■ Exercise brief ■
Here is a listing. Reproduce it exactly.

■ The input ■
__________________________________________________

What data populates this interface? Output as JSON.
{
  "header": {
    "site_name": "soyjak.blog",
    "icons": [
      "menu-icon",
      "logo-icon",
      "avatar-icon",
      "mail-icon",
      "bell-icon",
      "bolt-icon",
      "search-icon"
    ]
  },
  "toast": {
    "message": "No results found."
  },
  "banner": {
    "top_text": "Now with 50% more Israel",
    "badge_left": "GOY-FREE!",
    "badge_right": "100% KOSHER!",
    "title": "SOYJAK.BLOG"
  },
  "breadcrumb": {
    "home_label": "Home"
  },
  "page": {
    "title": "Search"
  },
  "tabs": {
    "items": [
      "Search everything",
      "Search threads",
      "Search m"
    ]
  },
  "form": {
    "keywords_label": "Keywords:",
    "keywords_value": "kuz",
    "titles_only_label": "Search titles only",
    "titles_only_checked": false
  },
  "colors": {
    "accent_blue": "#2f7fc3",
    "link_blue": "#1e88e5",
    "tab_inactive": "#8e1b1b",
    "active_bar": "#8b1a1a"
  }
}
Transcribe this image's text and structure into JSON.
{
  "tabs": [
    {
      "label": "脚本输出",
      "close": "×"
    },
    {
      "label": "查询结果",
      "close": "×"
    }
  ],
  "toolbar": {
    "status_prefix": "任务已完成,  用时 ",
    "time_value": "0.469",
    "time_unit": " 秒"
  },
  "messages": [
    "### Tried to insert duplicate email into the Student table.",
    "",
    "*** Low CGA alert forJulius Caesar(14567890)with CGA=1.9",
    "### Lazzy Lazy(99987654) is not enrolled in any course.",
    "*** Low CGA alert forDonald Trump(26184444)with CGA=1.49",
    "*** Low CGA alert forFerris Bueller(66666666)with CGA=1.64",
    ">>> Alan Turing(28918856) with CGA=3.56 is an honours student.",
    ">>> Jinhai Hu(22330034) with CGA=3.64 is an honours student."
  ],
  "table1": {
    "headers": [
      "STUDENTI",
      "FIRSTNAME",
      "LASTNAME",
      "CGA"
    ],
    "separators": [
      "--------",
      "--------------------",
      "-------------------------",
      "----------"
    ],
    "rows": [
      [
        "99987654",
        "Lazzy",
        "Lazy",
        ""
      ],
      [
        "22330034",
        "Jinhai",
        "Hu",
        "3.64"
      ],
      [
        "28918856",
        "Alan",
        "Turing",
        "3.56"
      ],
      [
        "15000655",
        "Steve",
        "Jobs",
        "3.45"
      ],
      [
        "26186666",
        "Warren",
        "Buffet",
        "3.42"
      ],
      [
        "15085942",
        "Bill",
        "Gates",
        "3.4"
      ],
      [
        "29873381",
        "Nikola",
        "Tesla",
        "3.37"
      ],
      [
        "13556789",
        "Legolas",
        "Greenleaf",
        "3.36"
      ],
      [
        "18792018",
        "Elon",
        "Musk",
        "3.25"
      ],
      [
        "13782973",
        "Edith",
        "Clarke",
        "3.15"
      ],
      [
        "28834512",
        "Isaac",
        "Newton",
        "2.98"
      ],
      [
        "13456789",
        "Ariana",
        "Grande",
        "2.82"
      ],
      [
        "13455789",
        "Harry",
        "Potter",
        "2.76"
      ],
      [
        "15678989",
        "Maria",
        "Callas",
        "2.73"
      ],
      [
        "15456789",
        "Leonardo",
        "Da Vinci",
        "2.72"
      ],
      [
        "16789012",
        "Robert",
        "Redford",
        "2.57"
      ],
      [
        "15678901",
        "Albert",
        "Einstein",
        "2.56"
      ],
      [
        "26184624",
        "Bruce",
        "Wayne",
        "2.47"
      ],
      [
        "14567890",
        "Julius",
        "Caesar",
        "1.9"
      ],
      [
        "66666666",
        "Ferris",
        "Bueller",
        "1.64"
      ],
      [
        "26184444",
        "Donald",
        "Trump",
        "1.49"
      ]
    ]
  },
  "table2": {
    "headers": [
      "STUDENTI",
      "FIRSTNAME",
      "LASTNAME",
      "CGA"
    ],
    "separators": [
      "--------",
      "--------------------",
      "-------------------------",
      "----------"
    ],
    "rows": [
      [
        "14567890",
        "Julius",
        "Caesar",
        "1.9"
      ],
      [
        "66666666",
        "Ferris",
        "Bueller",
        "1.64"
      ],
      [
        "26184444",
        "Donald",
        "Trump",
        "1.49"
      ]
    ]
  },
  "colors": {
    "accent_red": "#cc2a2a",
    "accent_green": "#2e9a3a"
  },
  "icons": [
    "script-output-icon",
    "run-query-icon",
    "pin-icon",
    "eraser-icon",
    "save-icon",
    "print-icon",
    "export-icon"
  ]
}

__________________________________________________

■ Task output ■
What data populates this interface? Output as JSON.
{
  "header": {
    "site_name": "soyjak.blog",
    "icons": [
      "menu-icon",
      "logo-icon",
      "avatar-icon",
      "mail-icon",
      "bell-icon",
      "bolt-icon",
      "search-icon"
    ]
  },
  "toast": {
    "message": "No results found."
  },
  "banner": {
    "top_text": "Now with 50% more Israel",
    "badge_left": "GOY-FREE!",
    "badge_right": "100% KOSHER!",
    "title": "SOYJAK.BLOG"
  },
  "breadcrumb": {
    "home_label": "Home"
  },
  "page": {
    "title": "Search"
  },
  "tabs": {
    "items": [
      "Search everything",
      "Search threads",
      "Search m"
    ]
  },
  "form": {
    "keywords_label": "Keywords:",
    "keywords_value": "kuz",
    "titles_only_label": "Search titles only",
    "titles_only_checked": false
  },
  "colors": {
    "accent_blue": "#2f7fc3",
    "link_blue": "#1e88e5",
    "tab_inactive": "#8e1b1b",
    "active_bar": "#8b1a1a"
  }
}
Transcribe this image's text and structure into JSON.
{
  "tabs": [
    {
      "label": "脚本输出",
      "close": "×"
    },
    {
      "label": "查询结果",
      "close": "×"
    }
  ],
  "toolbar": {
    "status_prefix": "任务已完成,  用时 ",
    "time_value": "0.469",
    "time_unit": " 秒"
  },
  "messages": [
    "### Tried to insert duplicate email into the Student table.",
    "",
    "*** Low CGA alert forJulius Caesar(14567890)with CGA=1.9",
    "### Lazzy Lazy(99987654) is not enrolled in any course.",
    "*** Low CGA alert forDonald Trump(26184444)with CGA=1.49",
    "*** Low CGA alert forFerris Bueller(66666666)with CGA=1.64",
    ">>> Alan Turing(28918856) with CGA=3.56 is an honours student.",
    ">>> Jinhai Hu(22330034) with CGA=3.64 is an honours student."
  ],
  "table1": {
    "headers": [
      "STUDENTI",
      "FIRSTNAME",
      "LASTNAME",
      "CGA"
    ],
    "separators": [
      "--------",
      "--------------------",
      "-------------------------",
      "----------"
    ],
    "rows": [
      [
        "99987654",
        "Lazzy",
        "Lazy",
        ""
      ],
      [
        "22330034",
        "Jinhai",
        "Hu",
        "3.64"
      ],
      [
        "28918856",
        "Alan",
        "Turing",
        "3.56"
      ],
      [
        "15000655",
        "Steve",
        "Jobs",
        "3.45"
      ],
      [
        "26186666",
        "Warren",
        "Buffet",
        "3.42"
      ],
      [
        "15085942",
        "Bill",
        "Gates",
        "3.4"
      ],
      [
        "29873381",
        "Nikola",
        "Tesla",
        "3.37"
      ],
      [
        "13556789",
        "Legolas",
        "Greenleaf",
        "3.36"
      ],
      [
        "18792018",
        "Elon",
        "Musk",
        "3.25"
      ],
      [
        "13782973",
        "Edith",
        "Clarke",
        "3.15"
      ],
      [
        "28834512",
        "Isaac",
        "Newton",
        "2.98"
      ],
      [
        "13456789",
        "Ariana",
        "Grande",
        "2.82"
      ],
      [
        "13455789",
        "Harry",
        "Potter",
        "2.76"
      ],
      [
        "15678989",
        "Maria",
        "Callas",
        "2.73"
      ],
      [
        "15456789",
        "Leonardo",
        "Da Vinci",
        "2.72"
      ],
      [
        "16789012",
        "Robert",
        "Redford",
        "2.57"
      ],
      [
        "15678901",
        "Albert",
        "Einstein",
        "2.56"
      ],
      [
        "26184624",
        "Bruce",
        "Wayne",
        "2.47"
      ],
      [
        "14567890",
        "Julius",
        "Caesar",
        "1.9"
      ],
      [
        "66666666",
        "Ferris",
        "Bueller",
        "1.64"
      ],
      [
        "26184444",
        "Donald",
        "Trump",
        "1.49"
      ]
    ]
  },
  "table2": {
    "headers": [
      "STUDENTI",
      "FIRSTNAME",
      "LASTNAME",
      "CGA"
    ],
    "separators": [
      "--------",
      "--------------------",
      "-------------------------",
      "----------"
    ],
    "rows": [
      [
        "14567890",
        "Julius",
        "Caesar",
        "1.9"
      ],
      [
        "66666666",
        "Ferris",
        "Bueller",
        "1.64"
      ],
      [
        "26184444",
        "Donald",
        "Trump",
        "1.49"
      ]
    ]
  },
  "colors": {
    "accent_red": "#cc2a2a",
    "accent_green": "#2e9a3a"
  },
  "icons": [
    "script-output-icon",
    "run-query-icon",
    "pin-icon",
    "eraser-icon",
    "save-icon",
    "print-icon",
    "export-icon"
  ]
}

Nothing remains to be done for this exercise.